→ **What the task requires**
Each entry that follows should be retyped in full and exactly.

-- Opening Marker --

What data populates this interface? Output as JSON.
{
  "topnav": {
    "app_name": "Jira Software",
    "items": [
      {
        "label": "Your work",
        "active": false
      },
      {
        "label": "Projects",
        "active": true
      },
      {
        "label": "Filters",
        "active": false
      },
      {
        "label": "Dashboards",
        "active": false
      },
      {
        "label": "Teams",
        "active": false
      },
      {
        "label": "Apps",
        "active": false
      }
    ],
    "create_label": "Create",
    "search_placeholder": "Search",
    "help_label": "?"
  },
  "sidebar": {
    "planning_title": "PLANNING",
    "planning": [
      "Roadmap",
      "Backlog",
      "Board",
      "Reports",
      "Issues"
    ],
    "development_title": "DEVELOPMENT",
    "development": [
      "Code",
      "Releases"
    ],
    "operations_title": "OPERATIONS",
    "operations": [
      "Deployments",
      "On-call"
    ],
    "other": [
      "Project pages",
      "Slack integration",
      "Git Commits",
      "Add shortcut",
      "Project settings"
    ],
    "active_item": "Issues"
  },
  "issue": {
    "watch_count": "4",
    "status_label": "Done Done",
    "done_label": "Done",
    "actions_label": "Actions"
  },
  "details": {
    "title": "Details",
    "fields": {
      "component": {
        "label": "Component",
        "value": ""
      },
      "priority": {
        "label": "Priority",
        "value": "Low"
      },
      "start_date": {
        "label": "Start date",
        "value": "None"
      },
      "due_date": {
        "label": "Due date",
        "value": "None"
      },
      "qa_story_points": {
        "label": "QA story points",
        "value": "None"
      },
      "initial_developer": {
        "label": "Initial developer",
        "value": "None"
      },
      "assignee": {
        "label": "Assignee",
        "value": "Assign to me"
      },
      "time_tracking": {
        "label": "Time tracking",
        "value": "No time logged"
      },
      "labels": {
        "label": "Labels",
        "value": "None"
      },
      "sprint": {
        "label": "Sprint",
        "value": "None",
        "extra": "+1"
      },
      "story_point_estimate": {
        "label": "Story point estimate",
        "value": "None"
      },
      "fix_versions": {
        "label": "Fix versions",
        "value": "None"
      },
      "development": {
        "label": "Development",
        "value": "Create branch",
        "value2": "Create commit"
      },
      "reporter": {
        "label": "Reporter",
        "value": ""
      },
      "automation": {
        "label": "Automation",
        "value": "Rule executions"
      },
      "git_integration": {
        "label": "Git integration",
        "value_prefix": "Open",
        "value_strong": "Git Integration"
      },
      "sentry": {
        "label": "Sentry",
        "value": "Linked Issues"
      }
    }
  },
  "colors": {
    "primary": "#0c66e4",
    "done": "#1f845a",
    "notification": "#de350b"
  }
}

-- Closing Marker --

→ **Response to this exercise**
What data populates this interface? Output as JSON.
{
  "topnav": {
    "app_name": "Jira Software",
    "items": [
      {
        "label": "Your work",
        "active": false
      },
      {
        "label": "Projects",
        "active": true
      },
      {
        "label": "Filters",
        "active": false
      },
      {
        "label": "Dashboards",
        "active": false
      },
      {
        "label": "Teams",
        "active": false
      },
      {
        "label": "Apps",
        "active": false
      }
    ],
    "create_label": "Create",
    "search_placeholder": "Search",
    "help_label": "?"
  },
  "sidebar": {
    "planning_title": "PLANNING",
    "planning": [
      "Roadmap",
      "Backlog",
      "Board",
      "Reports",
      "Issues"
    ],
    "development_title": "DEVELOPMENT",
    "development": [
      "Code",
      "Releases"
    ],
    "operations_title": "OPERATIONS",
    "operations": [
      "Deployments",
      "On-call"
    ],
    "other": [
      "Project pages",
      "Slack integration",
      "Git Commits",
      "Add shortcut",
      "Project settings"
    ],
    "active_item": "Issues"
  },
  "issue": {
    "watch_count": "4",
    "status_label": "Done Done",
    "done_label": "Done",
    "actions_label": "Actions"
  },
  "details": {
    "title": "Details",
    "fields": {
      "component": {
        "label": "Component",
        "value": ""
      },
      "priority": {
        "label": "Priority",
        "value": "Low"
      },
      "start_date": {
        "label": "Start date",
        "value": "None"
      },
      "due_date": {
        "label": "Due date",
        "value": "None"
      },
      "qa_story_points": {
        "label": "QA story points",
        "value": "None"
      },
      "initial_developer": {
        "label": "Initial developer",
        "value": "None"
      },
      "assignee": {
        "label": "Assignee",
        "value": "Assign to me"
      },
      "time_tracking": {
        "label": "Time tracking",
        "value": "No time logged"
      },
      "labels": {
        "label": "Labels",
        "value": "None"
      },
      "sprint": {
        "label": "Sprint",
        "value": "None",
        "extra": "+1"
      },
      "story_point_estimate": {
        "label": "Story point estimate",
        "value": "None"
      },
      "fix_versions": {
        "label": "Fix versions",
        "value": "None"
      },
      "development": {
        "label": "Development",
        "value": "Create branch",
        "value2": "Create commit"
      },
      "reporter": {
        "label": "Reporter",
        "value": ""
      },
      "automation": {
        "label": "Automation",
        "value": "Rule executions"
      },
      "git_integration": {
        "label": "Git integration",
        "value_prefix": "Open",
        "value_strong": "Git Integration"
      },
      "sentry": {
        "label": "Sentry",
        "value": "Linked Issues"
      }
    }
  },
  "colors": {
    "primary": "#0c66e4",
    "done": "#1f845a",
    "notification": "#de350b"
  }
}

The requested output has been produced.